Tannin is that element in your wine that adds texture, complexity and balance. It makes your wine last longer. If you choose a wine that is high in tannin, you should feel a bitter taste in the front and sides of the tongue. It will also leave a lingering dry sensation in your mouth.
If you take one sip of a wine, and can clearly determine the main fruit flavors, the wine is considered fruity. For instance, some wines may have strong notes of strawberries, while others may have blueberry, blackberry or a combination of flavors. Different types of wine will have a varying level of fruitiness.
For instance, fruity red wines may be dominant in raspberry, blackberry and blueberry. White wines may have lemon, lime or a peachy flavor.
5.Light or Full-Bodied

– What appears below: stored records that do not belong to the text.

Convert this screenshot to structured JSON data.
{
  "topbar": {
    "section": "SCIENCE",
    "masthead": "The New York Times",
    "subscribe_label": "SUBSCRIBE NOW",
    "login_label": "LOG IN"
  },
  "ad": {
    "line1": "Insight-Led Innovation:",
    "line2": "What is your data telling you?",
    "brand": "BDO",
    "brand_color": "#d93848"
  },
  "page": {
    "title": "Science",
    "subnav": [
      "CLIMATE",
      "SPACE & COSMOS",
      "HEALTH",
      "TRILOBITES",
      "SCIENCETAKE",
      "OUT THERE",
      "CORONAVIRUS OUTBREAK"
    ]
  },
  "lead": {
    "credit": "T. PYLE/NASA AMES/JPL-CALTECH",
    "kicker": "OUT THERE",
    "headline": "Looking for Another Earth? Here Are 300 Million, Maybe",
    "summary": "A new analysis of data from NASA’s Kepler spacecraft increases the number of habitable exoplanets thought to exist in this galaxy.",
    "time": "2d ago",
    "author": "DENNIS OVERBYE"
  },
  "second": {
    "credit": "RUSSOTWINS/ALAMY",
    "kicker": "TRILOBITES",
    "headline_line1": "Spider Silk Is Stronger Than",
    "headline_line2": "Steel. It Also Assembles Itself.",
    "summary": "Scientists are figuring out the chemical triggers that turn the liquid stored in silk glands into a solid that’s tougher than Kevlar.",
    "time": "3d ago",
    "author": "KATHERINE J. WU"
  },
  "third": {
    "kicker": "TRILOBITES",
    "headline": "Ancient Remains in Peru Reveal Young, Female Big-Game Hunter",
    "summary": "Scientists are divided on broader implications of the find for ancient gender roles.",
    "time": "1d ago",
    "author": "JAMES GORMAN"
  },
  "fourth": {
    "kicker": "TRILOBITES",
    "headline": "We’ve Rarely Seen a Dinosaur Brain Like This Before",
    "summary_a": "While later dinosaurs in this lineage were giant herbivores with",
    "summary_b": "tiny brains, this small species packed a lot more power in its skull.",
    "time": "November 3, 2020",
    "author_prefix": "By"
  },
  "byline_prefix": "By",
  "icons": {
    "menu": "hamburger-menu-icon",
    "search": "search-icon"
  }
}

The body of the wine is determined not on a single factor, but rather, the aggregate of many factors like the residual sugar and the alcohol by volume or ABV. For instance, a wine with high alcohol contents will taste fuller than one with low alcohol concentration. But overall, the body of the wine â€“ whether it is light, medium or full bodied â€“ is determined by taking a snapshot of many factors. If the wineâ€™s taste lasts long in your mouth â€“ say 30-40 seconds â€“ it is full-bodied.
Identifying characteristics of wines comes with practice. If you havenâ€™t found your perfect wine yet, you should start now. Explore the Montemaggio estate or the online Chianti wine collection. From the best Chianti Classico to organic wines, and much more, we offer you quite the selection to find the perfect match.